EXERCISE REQUIREMENTS
Set down each record exactly. Omit the pictures.

DATA IN THIS EXERCISE
━━━━
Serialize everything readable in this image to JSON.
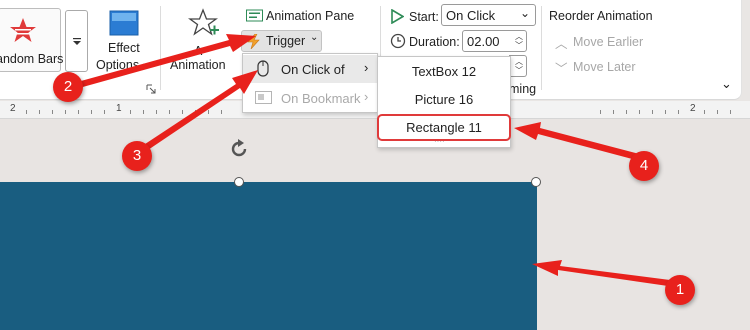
{
  "ribbon": {
    "random_bars_label": "andom Bars",
    "effect_options_line1": "Effect",
    "effect_options_line2": "Options",
    "add_animation_line1": "A",
    "add_animation_line2": "Animation",
    "animation_pane": "Animation Pane",
    "trigger": "Trigger",
    "start_label": "Start:",
    "start_value": "On Click",
    "duration_label": "Duration:",
    "duration_value": "02.00",
    "timing_group_partial": "ming",
    "reorder_title": "Reorder Animation",
    "move_earlier": "Move Earlier",
    "move_later": "Move Later"
  },
  "trigger_menu": {
    "on_click_of": "On Click of",
    "on_bookmark": "On Bookmark"
  },
  "on_click_submenu": {
    "items": [
      "TextBox 12",
      "Picture 16",
      "Rectangle 11"
    ],
    "selected_index": 2
  },
  "ruler": {
    "numbers": [
      "2",
      "1",
      "2"
    ]
  },
  "callouts": [
    "1",
    "2",
    "3",
    "4"
  ],
  "colors": {
    "shape_fill": "#195d80",
    "callout_red": "#e8211c",
    "highlight_border": "#e03a3a",
    "accent_green": "#2e8b57"
  }
}
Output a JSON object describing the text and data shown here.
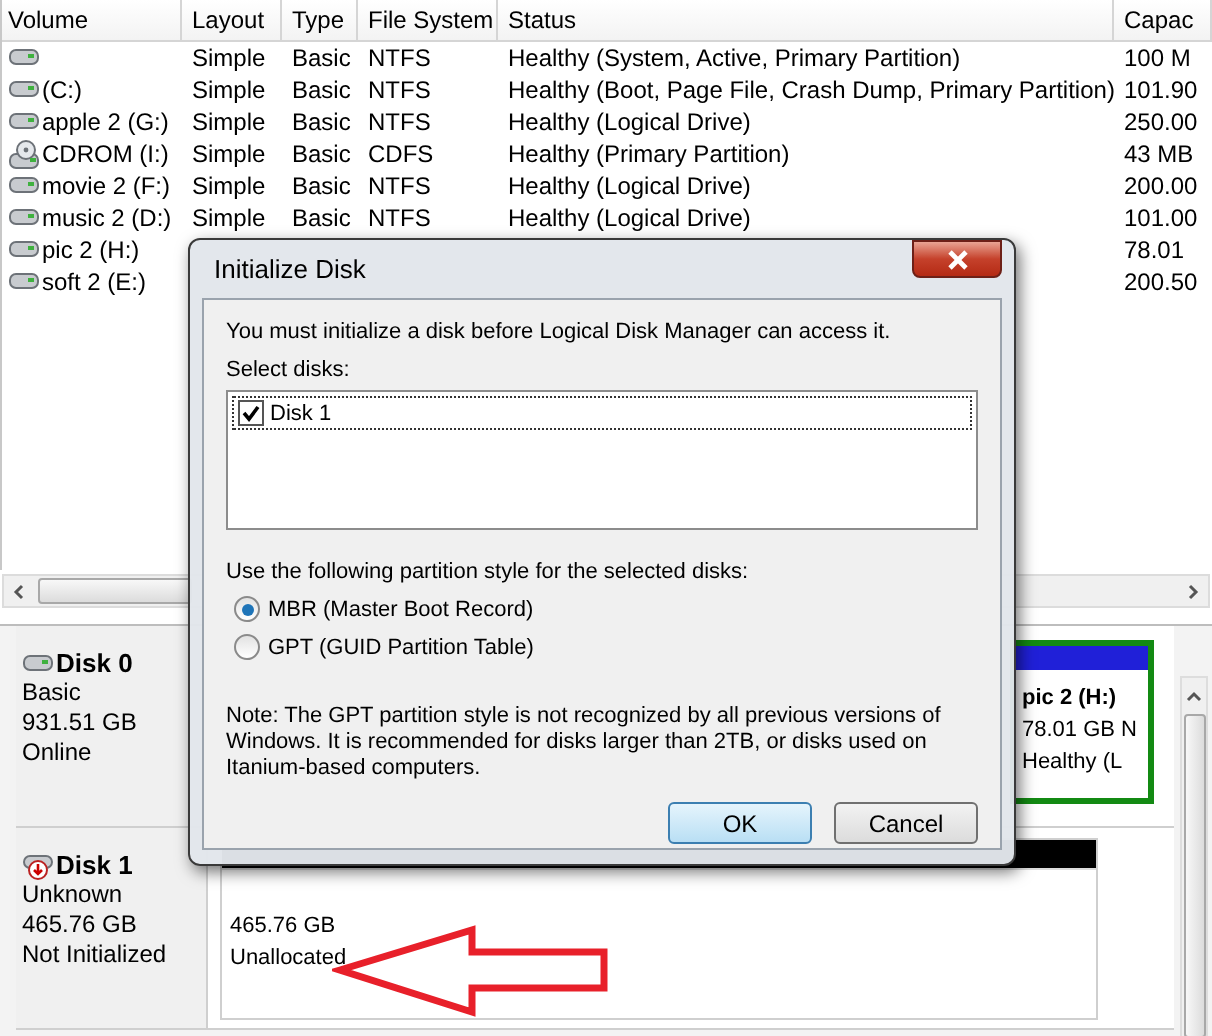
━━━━
WRITTEN SOLUTION
Serialize everything readable in this image to JSON.
{
  "ribbon": {
    "random_bars_label": "andom Bars",
    "effect_options_line1": "Effect",
    "effect_options_line2": "Options",
    "add_animation_line1": "A",
    "add_animation_line2": "Animation",
    "animation_pane": "Animation Pane",
    "trigger": "Trigger",
    "start_label": "Start:",
    "start_value": "On Click",
    "duration_label": "Duration:",
    "duration_value": "02.00",
    "timing_group_partial": "ming",
    "reorder_title": "Reorder Animation",
    "move_earlier": "Move Earlier",
    "move_later": "Move Later"
  },
  "trigger_menu": {
    "on_click_of": "On Click of",
    "on_bookmark": "On Bookmark"
  },
  "on_click_submenu": {
    "items": [
      "TextBox 12",
      "Picture 16",
      "Rectangle 11"
    ],
    "selected_index": 2
  },
  "ruler": {
    "numbers": [
      "2",
      "1",
      "2"
    ]
  },
  "callouts": [
    "1",
    "2",
    "3",
    "4"
  ],
  "colors": {
    "shape_fill": "#195d80",
    "callout_red": "#e8211c",
    "highlight_border": "#e03a3a",
    "accent_green": "#2e8b57"
  }
}
Output a JSON object describing the text and data shown here.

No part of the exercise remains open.